At the present, most customers are a bit overwhelmed with choices. Think for a minute. When we want to buy something, go on a trip, stay at a hotel, get a new dog, new barbecue—what do we do? Most of us go online to check out reviews of what others have done and recommend. It doesn’t take long for that sinking feeling to set in as we realize there are just too many choices.
How do you save people from this arduous task? How do you get them think of you and their last interaction with you before surfing out into the land of other possibilities? Easy—just follow the PATH.
My friend Renee was just telling me a story of her recent stay at The Galleria Park Hotel in San Francisco. As she was checking out, the front desk person, Bina, asked her how her visit was and if there was anything they could have done to make it even better. Renee paused as she thought about the black spot on the back of the shirt she was wearing under her jacket. Seeing Renee’s hesitation, Bina said, “Please—share anything.” So Renee said, “Well, I realized too late that the iron I used last night had a black substance on the bottom and it melted onto my shirt. I wasn’t going to mention it as the shirt wasn’t expensive.” Immediately, Bina said, “Oh no! You must have felt just terrible. I’m so sorry. We have to make this right. I’ll take the price of the shirt off your bill at once.” She followed with, “We are so grateful that you stayed here and want you to always think of The Galleria Park Hotel when you come to San Francisco.”
What was the PATH to ensure that Renee will come back to The Galleria Park?
P: For Bina to take charge and make the situation right without checking with anyone meant that she knew her level of authority and autonomy.
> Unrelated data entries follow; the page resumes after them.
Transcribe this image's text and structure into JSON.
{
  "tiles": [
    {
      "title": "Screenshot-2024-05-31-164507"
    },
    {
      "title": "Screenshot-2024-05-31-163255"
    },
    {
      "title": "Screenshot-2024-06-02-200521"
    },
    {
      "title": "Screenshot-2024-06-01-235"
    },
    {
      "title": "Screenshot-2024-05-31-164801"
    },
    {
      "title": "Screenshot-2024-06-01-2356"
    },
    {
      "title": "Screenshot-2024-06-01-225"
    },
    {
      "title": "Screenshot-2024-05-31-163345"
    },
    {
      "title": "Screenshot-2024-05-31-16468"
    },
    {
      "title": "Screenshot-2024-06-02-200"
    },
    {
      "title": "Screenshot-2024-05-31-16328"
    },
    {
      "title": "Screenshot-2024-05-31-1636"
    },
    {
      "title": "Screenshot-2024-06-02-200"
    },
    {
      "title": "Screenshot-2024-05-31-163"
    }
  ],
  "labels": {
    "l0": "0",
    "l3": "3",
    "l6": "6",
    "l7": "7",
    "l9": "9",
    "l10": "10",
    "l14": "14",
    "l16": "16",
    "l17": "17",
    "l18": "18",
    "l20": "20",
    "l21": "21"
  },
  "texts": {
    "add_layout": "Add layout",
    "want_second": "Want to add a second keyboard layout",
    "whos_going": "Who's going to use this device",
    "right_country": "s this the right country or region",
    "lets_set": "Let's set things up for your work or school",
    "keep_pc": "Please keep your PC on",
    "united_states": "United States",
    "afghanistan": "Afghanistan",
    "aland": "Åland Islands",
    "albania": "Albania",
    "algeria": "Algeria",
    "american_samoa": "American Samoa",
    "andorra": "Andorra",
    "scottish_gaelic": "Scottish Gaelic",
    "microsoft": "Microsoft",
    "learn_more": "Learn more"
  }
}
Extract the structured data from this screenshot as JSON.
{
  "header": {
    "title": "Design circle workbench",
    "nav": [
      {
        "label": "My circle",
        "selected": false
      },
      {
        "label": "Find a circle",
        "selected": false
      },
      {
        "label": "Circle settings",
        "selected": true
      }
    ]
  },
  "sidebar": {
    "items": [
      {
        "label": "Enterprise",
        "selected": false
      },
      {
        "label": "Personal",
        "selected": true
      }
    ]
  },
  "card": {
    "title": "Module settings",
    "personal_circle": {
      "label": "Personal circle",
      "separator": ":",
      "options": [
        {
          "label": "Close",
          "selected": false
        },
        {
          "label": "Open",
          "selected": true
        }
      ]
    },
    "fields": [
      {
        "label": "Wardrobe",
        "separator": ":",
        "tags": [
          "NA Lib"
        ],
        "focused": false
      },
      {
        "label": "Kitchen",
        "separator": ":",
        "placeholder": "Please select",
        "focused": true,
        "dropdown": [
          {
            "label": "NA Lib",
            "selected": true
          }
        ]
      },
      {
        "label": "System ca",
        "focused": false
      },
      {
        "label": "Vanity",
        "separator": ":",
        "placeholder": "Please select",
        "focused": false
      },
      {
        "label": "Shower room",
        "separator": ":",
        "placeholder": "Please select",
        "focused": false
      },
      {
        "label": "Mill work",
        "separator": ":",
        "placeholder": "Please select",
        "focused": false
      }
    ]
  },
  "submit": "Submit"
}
A clear playing field obviously had been established by hotel management up front. She had been taught what to do, when.
A: Acting in Renee’s best interest meant issuing a refund to pay for a new shirt so she would leave with a smile on her face and in her heart. Bina went the extra mile when she noticed Renee’s hesitation and immediately checked to see what that hesitation meant. Because Bina was able to fix the problem without manager intervention, the issue was handled quickly and efficiently so it didn’t waste a minute of Renee’s precious time.
T: Bina shared gratitude for Renee’s business and reinforced a neural circuit in the brain to “Come back to The Galleria Park Hotel!” Now every time Renee tells this story to someone, the neural pathway is strengthened.
H: Hopefully, Bina or her supervisor huddled with the housekeeping staff afterward to ensure that the problem was taken care of and no future guest would have a similar experience.
The PATH to the door of your organization is filled not only with distractions but also with possibilities. In every company that provides a product or service, our work is to embed in our customers a memory of care, thoughtfulness, and follow-through to ensure their return. By following the PATH, all roads will lead back to your business.
About the author:
Vicki Halsey is a senior consulting partner and one of the principal authors—together with Kathy Cuff—of The Ken Blanchard Companies’ Legendary Service training program.
2 thoughts on “Creating a 4-step PATH that leads customers to your business”
Greetings! I’ve been reading your blog for some time
now and finallly got the courage to go ahead and give yoou a shout out
from Lubbock Texas! Just wanted to tell you keep up the great work!
Reblogged this on Gr8fullsoul.